Tuesday, November 16, 2010
Too Sleep, Perchance to Dream
Do you remember when you were little and you had a nightmare? When you woke from sleep with a start and the room was dark and the world was terribly frightening and the fear tasted like a metal popsicle at the back of your throat? And all you could do was run to your parents bedroom and ask to be allowed into bed?
There I was at five or six or even eight years old, standing at the foot of my parents bed at some unholy hour with my feet digging into the shag carpet hoping that they would wake up to my whispers….
“Mommy?” I said in a whimper, “I’ve had a bad dream. Can I sleep with you and Dad?” There it was. A plea and a prayer. Please let her not banish me back to my own bedroom where God knows what freak of my imagination was waiting to cut me up.
It was the 1970’s girlfriends. Horror movies were a whole different genre. We’re talking Friday the 13th, part one, Halloween, part one and Steven King before he has a family and antidepressants. These were frightening times.
I think one of the older kids in the neighbourhood had convinced me to see Carrie the night before and my subconscious had feasted on blood and terror while I snacked on licorice. Between the sugar high and the jarring scenes, I was just ordering the perfect slumbertime scare straight off the menu.

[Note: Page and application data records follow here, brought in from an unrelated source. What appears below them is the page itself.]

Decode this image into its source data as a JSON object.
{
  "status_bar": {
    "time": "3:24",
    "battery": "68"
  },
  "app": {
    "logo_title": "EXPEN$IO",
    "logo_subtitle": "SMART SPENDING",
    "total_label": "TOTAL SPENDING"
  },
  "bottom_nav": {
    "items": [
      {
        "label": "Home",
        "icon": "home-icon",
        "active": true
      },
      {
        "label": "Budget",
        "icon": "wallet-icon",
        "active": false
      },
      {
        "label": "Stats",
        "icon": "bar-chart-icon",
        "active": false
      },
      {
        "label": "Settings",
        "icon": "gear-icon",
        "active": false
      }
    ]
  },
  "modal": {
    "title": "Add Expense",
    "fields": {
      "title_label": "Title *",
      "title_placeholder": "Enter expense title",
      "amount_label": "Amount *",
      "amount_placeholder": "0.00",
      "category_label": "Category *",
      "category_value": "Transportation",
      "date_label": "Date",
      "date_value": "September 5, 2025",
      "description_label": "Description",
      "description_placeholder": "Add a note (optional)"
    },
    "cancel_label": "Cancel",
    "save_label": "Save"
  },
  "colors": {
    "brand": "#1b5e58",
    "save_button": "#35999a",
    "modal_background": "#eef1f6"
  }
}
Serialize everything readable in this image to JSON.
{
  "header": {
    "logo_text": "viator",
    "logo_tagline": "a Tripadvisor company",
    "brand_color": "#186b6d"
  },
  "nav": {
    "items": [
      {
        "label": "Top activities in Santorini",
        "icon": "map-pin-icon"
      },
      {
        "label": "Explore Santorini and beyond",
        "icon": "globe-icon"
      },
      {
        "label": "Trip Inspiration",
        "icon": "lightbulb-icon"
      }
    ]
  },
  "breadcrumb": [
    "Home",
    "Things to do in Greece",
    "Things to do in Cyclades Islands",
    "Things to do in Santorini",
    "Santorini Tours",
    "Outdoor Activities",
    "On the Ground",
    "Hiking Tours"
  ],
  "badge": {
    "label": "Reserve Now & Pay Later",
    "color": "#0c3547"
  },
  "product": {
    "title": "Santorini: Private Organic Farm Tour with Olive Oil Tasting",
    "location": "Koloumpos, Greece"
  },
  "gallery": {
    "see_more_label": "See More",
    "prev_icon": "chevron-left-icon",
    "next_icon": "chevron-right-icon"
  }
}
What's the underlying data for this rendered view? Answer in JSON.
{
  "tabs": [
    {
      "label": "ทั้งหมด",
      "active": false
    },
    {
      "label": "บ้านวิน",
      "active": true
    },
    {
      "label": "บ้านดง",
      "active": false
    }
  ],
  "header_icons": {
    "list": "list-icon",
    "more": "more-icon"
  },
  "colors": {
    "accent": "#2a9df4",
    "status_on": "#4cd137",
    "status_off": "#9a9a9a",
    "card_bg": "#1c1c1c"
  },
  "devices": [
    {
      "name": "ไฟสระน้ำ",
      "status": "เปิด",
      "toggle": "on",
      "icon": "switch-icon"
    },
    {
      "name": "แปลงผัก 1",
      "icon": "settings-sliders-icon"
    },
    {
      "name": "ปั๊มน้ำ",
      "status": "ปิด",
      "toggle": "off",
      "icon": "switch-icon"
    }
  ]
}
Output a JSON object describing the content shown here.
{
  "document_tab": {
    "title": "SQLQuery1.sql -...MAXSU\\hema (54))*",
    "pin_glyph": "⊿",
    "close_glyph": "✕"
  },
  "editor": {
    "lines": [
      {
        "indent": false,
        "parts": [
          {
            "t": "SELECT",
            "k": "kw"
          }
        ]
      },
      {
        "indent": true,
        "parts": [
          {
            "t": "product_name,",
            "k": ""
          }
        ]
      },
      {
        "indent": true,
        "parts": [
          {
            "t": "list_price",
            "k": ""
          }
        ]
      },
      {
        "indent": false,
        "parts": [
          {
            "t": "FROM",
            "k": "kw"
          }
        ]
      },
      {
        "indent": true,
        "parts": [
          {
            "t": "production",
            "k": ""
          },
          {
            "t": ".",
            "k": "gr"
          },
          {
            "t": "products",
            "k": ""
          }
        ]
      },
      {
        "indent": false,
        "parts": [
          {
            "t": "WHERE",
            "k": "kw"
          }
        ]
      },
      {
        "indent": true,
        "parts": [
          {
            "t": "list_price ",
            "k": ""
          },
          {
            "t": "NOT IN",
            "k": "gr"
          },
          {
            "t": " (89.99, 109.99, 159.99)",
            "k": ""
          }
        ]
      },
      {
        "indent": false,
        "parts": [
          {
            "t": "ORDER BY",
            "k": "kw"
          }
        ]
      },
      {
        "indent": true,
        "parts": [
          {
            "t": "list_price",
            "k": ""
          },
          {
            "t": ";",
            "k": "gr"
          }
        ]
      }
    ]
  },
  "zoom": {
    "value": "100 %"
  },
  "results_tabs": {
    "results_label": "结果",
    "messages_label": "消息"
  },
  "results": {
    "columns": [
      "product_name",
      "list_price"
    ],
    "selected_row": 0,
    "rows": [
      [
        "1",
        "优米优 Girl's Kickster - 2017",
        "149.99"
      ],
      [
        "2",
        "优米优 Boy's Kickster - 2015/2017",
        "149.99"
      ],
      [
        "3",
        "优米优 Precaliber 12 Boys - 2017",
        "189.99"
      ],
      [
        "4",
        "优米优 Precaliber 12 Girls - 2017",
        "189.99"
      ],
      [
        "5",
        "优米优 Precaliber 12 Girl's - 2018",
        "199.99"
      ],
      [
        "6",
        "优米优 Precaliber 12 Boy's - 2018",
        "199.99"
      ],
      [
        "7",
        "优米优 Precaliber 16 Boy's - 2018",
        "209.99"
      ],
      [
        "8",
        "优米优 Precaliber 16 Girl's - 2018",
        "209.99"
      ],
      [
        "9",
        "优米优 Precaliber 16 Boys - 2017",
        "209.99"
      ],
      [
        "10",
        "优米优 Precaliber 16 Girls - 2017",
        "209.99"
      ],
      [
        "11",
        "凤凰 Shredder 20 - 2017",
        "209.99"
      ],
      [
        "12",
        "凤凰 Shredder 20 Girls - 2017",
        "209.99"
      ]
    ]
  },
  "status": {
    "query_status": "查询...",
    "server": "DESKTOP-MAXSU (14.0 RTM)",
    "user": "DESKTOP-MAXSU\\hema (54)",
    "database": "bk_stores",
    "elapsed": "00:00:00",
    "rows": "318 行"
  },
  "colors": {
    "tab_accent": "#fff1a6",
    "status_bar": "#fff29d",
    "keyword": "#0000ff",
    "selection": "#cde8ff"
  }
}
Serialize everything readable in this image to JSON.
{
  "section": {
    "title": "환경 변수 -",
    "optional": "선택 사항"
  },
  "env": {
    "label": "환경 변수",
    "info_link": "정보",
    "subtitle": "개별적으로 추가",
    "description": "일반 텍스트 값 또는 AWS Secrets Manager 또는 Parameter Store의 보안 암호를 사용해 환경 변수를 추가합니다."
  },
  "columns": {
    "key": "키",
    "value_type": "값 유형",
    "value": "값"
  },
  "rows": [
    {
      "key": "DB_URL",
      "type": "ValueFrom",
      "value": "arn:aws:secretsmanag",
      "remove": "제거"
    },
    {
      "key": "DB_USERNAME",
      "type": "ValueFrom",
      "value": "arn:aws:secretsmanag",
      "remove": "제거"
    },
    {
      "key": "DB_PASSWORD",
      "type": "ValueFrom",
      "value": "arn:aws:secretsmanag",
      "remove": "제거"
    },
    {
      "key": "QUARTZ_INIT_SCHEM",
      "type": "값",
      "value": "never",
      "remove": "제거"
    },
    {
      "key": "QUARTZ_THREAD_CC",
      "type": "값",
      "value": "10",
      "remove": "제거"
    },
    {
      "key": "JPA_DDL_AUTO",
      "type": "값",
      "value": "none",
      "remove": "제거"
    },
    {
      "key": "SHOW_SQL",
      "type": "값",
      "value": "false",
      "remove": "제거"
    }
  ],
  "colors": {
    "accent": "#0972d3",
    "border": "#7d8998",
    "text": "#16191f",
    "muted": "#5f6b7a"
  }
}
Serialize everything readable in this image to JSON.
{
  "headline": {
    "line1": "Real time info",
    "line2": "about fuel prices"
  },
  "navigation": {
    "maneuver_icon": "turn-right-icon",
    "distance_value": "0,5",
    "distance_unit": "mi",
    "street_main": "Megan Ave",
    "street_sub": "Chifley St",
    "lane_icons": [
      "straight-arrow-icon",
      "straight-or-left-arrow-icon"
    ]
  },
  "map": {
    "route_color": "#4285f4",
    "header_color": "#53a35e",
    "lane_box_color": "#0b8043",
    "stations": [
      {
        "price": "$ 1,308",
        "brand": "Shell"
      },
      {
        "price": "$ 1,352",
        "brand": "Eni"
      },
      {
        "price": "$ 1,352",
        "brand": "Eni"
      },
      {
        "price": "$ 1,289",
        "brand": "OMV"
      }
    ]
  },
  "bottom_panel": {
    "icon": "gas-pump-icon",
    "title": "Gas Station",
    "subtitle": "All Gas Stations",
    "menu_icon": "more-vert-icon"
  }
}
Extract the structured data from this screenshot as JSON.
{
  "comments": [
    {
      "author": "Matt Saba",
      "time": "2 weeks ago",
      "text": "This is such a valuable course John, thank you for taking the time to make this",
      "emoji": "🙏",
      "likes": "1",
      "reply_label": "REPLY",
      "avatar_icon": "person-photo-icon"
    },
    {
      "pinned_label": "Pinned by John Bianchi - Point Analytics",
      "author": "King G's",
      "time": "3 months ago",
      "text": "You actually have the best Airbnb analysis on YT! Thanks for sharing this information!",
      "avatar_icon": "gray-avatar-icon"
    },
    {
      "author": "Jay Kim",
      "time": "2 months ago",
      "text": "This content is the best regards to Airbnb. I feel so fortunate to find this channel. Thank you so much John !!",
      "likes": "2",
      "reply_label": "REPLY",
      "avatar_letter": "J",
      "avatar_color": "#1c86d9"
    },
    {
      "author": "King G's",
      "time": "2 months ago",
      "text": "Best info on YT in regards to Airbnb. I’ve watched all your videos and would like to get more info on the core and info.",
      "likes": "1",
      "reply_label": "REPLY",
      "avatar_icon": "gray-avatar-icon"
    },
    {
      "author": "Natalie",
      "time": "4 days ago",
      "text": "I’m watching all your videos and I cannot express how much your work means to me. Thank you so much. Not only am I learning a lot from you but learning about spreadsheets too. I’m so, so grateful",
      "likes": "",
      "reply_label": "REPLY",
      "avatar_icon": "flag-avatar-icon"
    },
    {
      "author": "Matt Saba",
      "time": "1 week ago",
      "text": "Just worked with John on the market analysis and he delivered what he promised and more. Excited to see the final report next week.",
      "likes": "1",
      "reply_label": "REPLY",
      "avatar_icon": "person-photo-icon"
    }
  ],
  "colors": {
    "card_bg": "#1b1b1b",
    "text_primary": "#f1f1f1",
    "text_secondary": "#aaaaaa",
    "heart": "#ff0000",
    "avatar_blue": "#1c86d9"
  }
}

As a professional multitasker, I am die hard fan of the power of the subconscious. I love it that while my body sleeps, my brain tries to make sense of the previous days’ events. It seems like a very efficient way to work through ones psychological baggage.
Why just last week I had the most amazing dream. Having spent the evening watching web casts of the spring fashion shows on Style.com, I had the pleasure of dreaming that I was in a Chanel fashion show.
Let’s be clear, I have neither the hips nor the bank account to support anything Chanel has to offer, but in my dream it did not matter. I met Karl Lagerfeldt and he told me in perfect French (yes, in my dream, I was fluent) that I was his new muse. LOVE IT!
But then there are the nights when I’m a little too tired or a little too stressed and I make the mistake of watching a little too much HBO before bedtime. And before I know it, it’s three in the morning and I’ve woken from a really shitty dream. I empty my bladder and try and recollect myself as I fall back into bed and try not to think too much so that I can be back asleep before I know it.
The eight year old in me is alive and well. And now I crawl back into bed with my boy and snuggle into him. My pups fall into line; one next to my head and the other curls up by my side. I listen to everyone snore and try to sync my breathing with theirs and pretty soon, before I know it, it’s morning.
Overall, half of adults experience nightmares - women twice as often as men. Studies show that we start having nightmares around the age of five. Children ages 5-15 have on average one nightmare per week. The frequency of this drops off after the age of 25. Between the ages of 25 and 50, 25-50% of people have about one nightmare per month.
The cause of nightmares remains unclear. However, previous research suggests that stress may play a key role and that nightmares may actually serve a beneficial function. A study published in DREAMING in 2002 examined the overall relationship between stress and frequency of nightmares. The study’s hypothesis was that nightmares in fact may serve as a coping mechanism for stress.
The study looked at a group of 412 psychology students with low, medium, and high nightmare frequency. The students were separated into one of three groups according to nightmare frequency as well as low, medium, and high nightmare intensity groups.
Comparisons were then conducted for daily stressors, life stressors, social support, and coping. Most notably, this study demonstrated a positive association between nightmares and coping with stress.
The group with the highest coping mechanism had the highest frequency of nightmares, suggesting that nightmares may be a mechanism to alleviate stress.
One of the questions the study could have answered was whether people who develop better coping mechanisms actually develop more nightmares? In other words, can your frequency of nightmares reflect your ability to cope with stress as well? As you get better with stress, do the nightmares decrease?
Studies show that alcohol consumption and certain medication as well as certain foods (those with higher sugar content) can increase the incidence of nightmares. Further studies have suggested that people with increased frequency of nightmares may have residual effects of feeling anxious the day after the actual bad dream.
SO there you have it. I’m working out my life’s problems through my freaky dreams.
Maybe I am a bit bitchier on the morning after, maybe not; A small price to pay to working out life’s challenges.
As for me, a margharita and HBO before bed tend to increase the risk of a “bad ass” dream. Some herbal tea and a good fashion magazine and I am guaranteed a good night’s rest and a fantasy walk in Paris fashion week.
So goodnight dear girlfriends, I'm off to sleep. Perhaps, I’ll cope, perhaps not. Regardless, I hope my subconscious has something to entertain me with.